_THE PROBLEM_:
The answer is a number and nothing else: the count of lines in these entries containing the word "phút".

_DATA TO PROCESS_:
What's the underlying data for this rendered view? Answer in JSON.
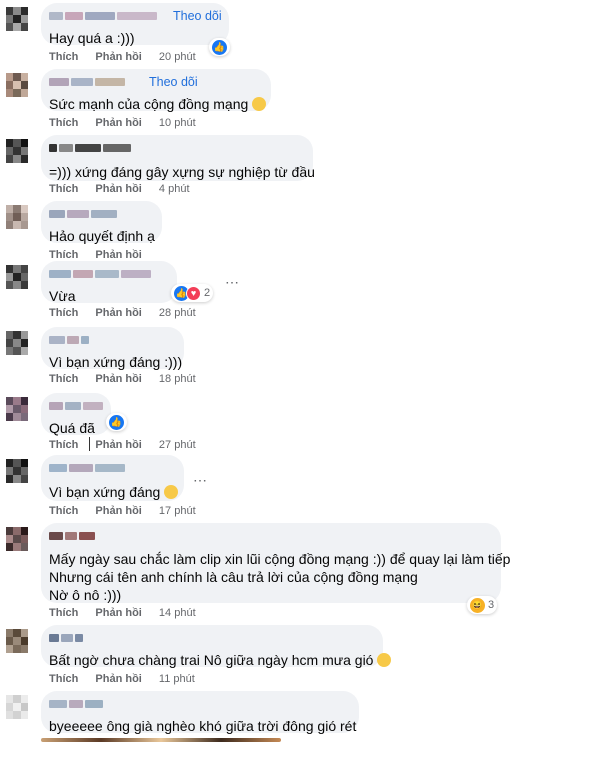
{
  "comments": [
    {
      "text": "Hay quá a :)))",
      "follow": "Theo dõi",
      "actions": [
        "Thích",
        "Phản hồi"
      ],
      "time": "20 phút"
    },
    {
      "text": "Sức mạnh của cộng đồng mạng",
      "follow": "Theo dõi",
      "actions": [
        "Thích",
        "Phản hồi"
      ],
      "time": "10 phút"
    },
    {
      "text": "=))) xứng đáng gây xựng sự nghiệp từ đầu",
      "actions": [
        "Thích",
        "Phản hồi"
      ],
      "time": "4 phút"
    },
    {
      "text": "Hảo quyết định ạ",
      "actions": [
        "Thích",
        "Phản hồi"
      ],
      "time": ""
    },
    {
      "text": "Vừa",
      "actions": [
        "Thích",
        "Phản hồi"
      ],
      "time": "28 phút",
      "reaction_count": "2"
    },
    {
      "text": "Vì bạn xứng đáng :)))",
      "actions": [
        "Thích",
        "Phản hồi"
      ],
      "time": "18 phút"
    },
    {
      "text": "Quá đã",
      "actions": [
        "Thích",
        "Phản hồi"
      ],
      "time": "27 phút"
    },
    {
      "text": "Vì bạn xứng đáng",
      "actions": [
        "Thích",
        "Phản hồi"
      ],
      "time": "17 phút"
    },
    {
      "lines": [
        "Mấy ngày sau chắc làm clip xin lũi cộng đồng mạng :)) để quay lại làm tiếp",
        "Nhưng cái tên anh chính là câu trả lời của cộng đồng mạng",
        "Nờ ô nô :)))"
      ],
      "actions": [
        "Thích",
        "Phản hồi"
      ],
      "time": "14 phút",
      "reaction_count": "3"
    },
    {
      "text": "Bất ngờ chưa chàng trai Nô giữa ngày hcm mưa gió",
      "actions": [
        "Thích",
        "Phản hồi"
      ],
      "time": "11 phút"
    },
    {
      "text": "byeeeee ông già nghèo khó giữa trời đông gió rét"
    }
  ],
  "icons": {
    "like": "like-icon",
    "love": "love-icon",
    "haha": "haha-icon",
    "more": "more-options-icon"
  }
}
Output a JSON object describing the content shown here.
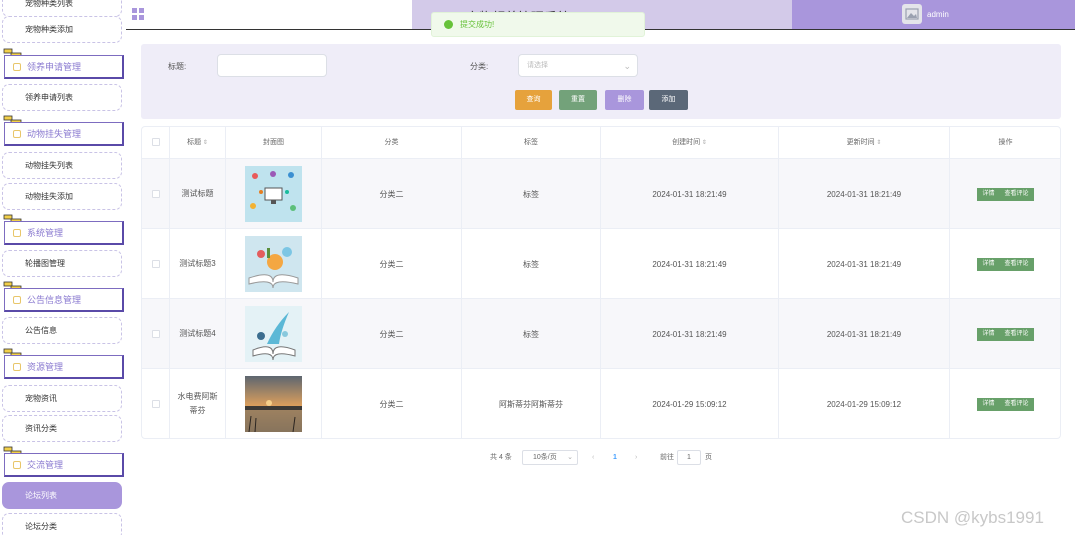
{
  "header": {
    "title": "宠物领养管理系统",
    "user": "admin"
  },
  "toast": "提交成功!",
  "sidebar": {
    "items": [
      {
        "type": "sub",
        "label": "宠物种类列表"
      },
      {
        "type": "sub",
        "label": "宠物种类添加"
      },
      {
        "type": "group",
        "label": "领养申请管理"
      },
      {
        "type": "sub",
        "label": "领养申请列表"
      },
      {
        "type": "group",
        "label": "动物挂失管理"
      },
      {
        "type": "sub",
        "label": "动物挂失列表"
      },
      {
        "type": "sub",
        "label": "动物挂失添加"
      },
      {
        "type": "group",
        "label": "系统管理"
      },
      {
        "type": "sub",
        "label": "轮播图管理"
      },
      {
        "type": "group",
        "label": "公告信息管理"
      },
      {
        "type": "sub",
        "label": "公告信息"
      },
      {
        "type": "group",
        "label": "资源管理"
      },
      {
        "type": "sub",
        "label": "宠物资讯"
      },
      {
        "type": "sub",
        "label": "资讯分类"
      },
      {
        "type": "group",
        "label": "交流管理"
      },
      {
        "type": "sub",
        "label": "论坛列表",
        "active": true
      },
      {
        "type": "sub",
        "label": "论坛分类"
      }
    ]
  },
  "search": {
    "title_label": "标题:",
    "title_value": "",
    "category_label": "分类:",
    "category_placeholder": "请选择",
    "buttons": [
      {
        "label": "查询",
        "color": "#e6a23c"
      },
      {
        "label": "重置",
        "color": "#73a27a"
      },
      {
        "label": "删除",
        "color": "#a996dc"
      },
      {
        "label": "添加",
        "color": "#5b6878"
      }
    ]
  },
  "table": {
    "columns": [
      "",
      "标题",
      "封面图",
      "分类",
      "标签",
      "创建时间",
      "更新时间",
      "操作"
    ],
    "rows": [
      {
        "title": "测试标题",
        "category": "分类二",
        "tag": "标签",
        "created": "2024-01-31 18:21:49",
        "updated": "2024-01-31 18:21:49",
        "cover": "network-illustration"
      },
      {
        "title": "测试标题3",
        "category": "分类二",
        "tag": "标签",
        "created": "2024-01-31 18:21:49",
        "updated": "2024-01-31 18:21:49",
        "cover": "book-illustration"
      },
      {
        "title": "测试标题4",
        "category": "分类二",
        "tag": "标签",
        "created": "2024-01-31 18:21:49",
        "updated": "2024-01-31 18:21:49",
        "cover": "book-splash-illustration"
      },
      {
        "title": "水电费阿斯蒂芬",
        "category": "分类二",
        "tag": "阿斯蒂芬阿斯蒂芬",
        "created": "2024-01-29 15:09:12",
        "updated": "2024-01-29 15:09:12",
        "cover": "sunset-lake-photo"
      }
    ],
    "actions": {
      "detail": "详情",
      "comments": "查看评论"
    }
  },
  "pagination": {
    "total": "共 4 条",
    "page_size": "10条/页",
    "prev": "‹",
    "current": "1",
    "next": "›",
    "goto_prefix": "前往",
    "goto_value": "1",
    "goto_suffix": "页"
  },
  "watermark": "CSDN @kybs1991"
}
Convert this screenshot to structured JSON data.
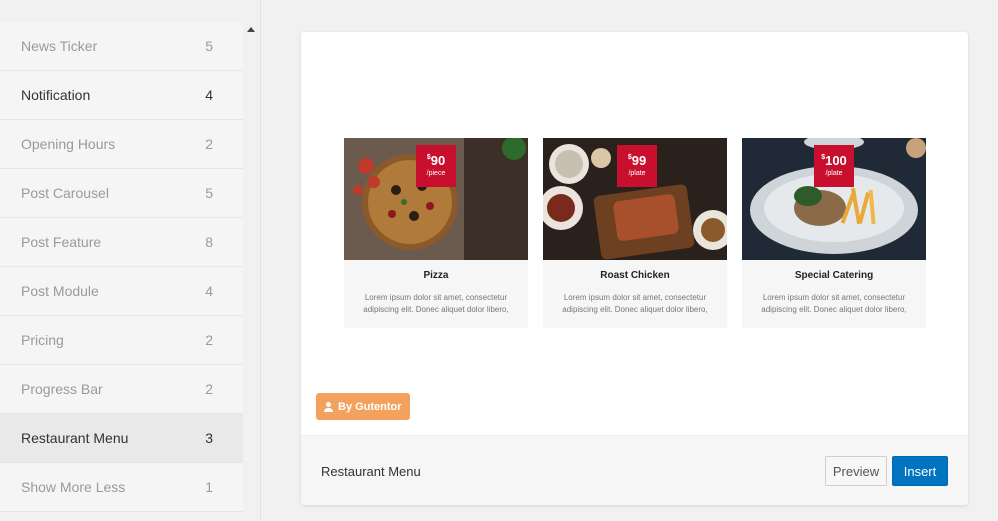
{
  "sidebar": {
    "items": [
      {
        "label": "News Ticker",
        "count": "5"
      },
      {
        "label": "Notification",
        "count": "4"
      },
      {
        "label": "Opening Hours",
        "count": "2"
      },
      {
        "label": "Post Carousel",
        "count": "5"
      },
      {
        "label": "Post Feature",
        "count": "8"
      },
      {
        "label": "Post Module",
        "count": "4"
      },
      {
        "label": "Pricing",
        "count": "2"
      },
      {
        "label": "Progress Bar",
        "count": "2"
      },
      {
        "label": "Restaurant Menu",
        "count": "3"
      },
      {
        "label": "Show More Less",
        "count": "1"
      }
    ],
    "active_item": "Restaurant Menu"
  },
  "preview": {
    "menu_items": [
      {
        "title": "Pizza",
        "currency": "$",
        "price": "90",
        "unit": "/piece",
        "description": "Lorem ipsum dolor sit amet, consectetur adipiscing elit. Donec aliquet dolor libero,"
      },
      {
        "title": "Roast Chicken",
        "currency": "$",
        "price": "99",
        "unit": "/plate",
        "description": "Lorem ipsum dolor sit amet, consectetur adipiscing elit. Donec aliquet dolor libero,"
      },
      {
        "title": "Special Catering",
        "currency": "$",
        "price": "100",
        "unit": "/plate",
        "description": "Lorem ipsum dolor sit amet, consectetur adipiscing elit. Donec aliquet dolor libero,"
      }
    ],
    "author_badge": "By Gutentor"
  },
  "footer": {
    "template_name": "Restaurant Menu",
    "preview_label": "Preview",
    "insert_label": "Insert"
  },
  "colors": {
    "price_tag": "#c8102e",
    "badge": "#f3a25e",
    "insert_button": "#0073c1"
  }
}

_RESPONSE FOR THIS EXERCISE_:
9